Given records:
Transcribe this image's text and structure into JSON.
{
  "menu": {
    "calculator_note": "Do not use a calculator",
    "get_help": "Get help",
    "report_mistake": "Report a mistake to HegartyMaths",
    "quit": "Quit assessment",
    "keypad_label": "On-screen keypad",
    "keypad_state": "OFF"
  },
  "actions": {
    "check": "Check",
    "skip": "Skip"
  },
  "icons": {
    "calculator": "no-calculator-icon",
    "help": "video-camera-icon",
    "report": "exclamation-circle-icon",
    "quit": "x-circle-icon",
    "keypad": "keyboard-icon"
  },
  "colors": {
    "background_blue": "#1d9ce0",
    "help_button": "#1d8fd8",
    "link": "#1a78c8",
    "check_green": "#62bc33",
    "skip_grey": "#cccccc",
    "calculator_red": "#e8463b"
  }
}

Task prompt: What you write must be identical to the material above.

Your solution:
Transcribe this image's text and structure into JSON.
{
  "menu": {
    "calculator_note": "Do not use a calculator",
    "get_help": "Get help",
    "report_mistake": "Report a mistake to HegartyMaths",
    "quit": "Quit assessment",
    "keypad_label": "On-screen keypad",
    "keypad_state": "OFF"
  },
  "actions": {
    "check": "Check",
    "skip": "Skip"
  },
  "icons": {
    "calculator": "no-calculator-icon",
    "help": "video-camera-icon",
    "report": "exclamation-circle-icon",
    "quit": "x-circle-icon",
    "keypad": "keyboard-icon"
  },
  "colors": {
    "background_blue": "#1d9ce0",
    "help_button": "#1d8fd8",
    "link": "#1a78c8",
    "check_green": "#62bc33",
    "skip_grey": "#cccccc",
    "calculator_red": "#e8463b"
  }
}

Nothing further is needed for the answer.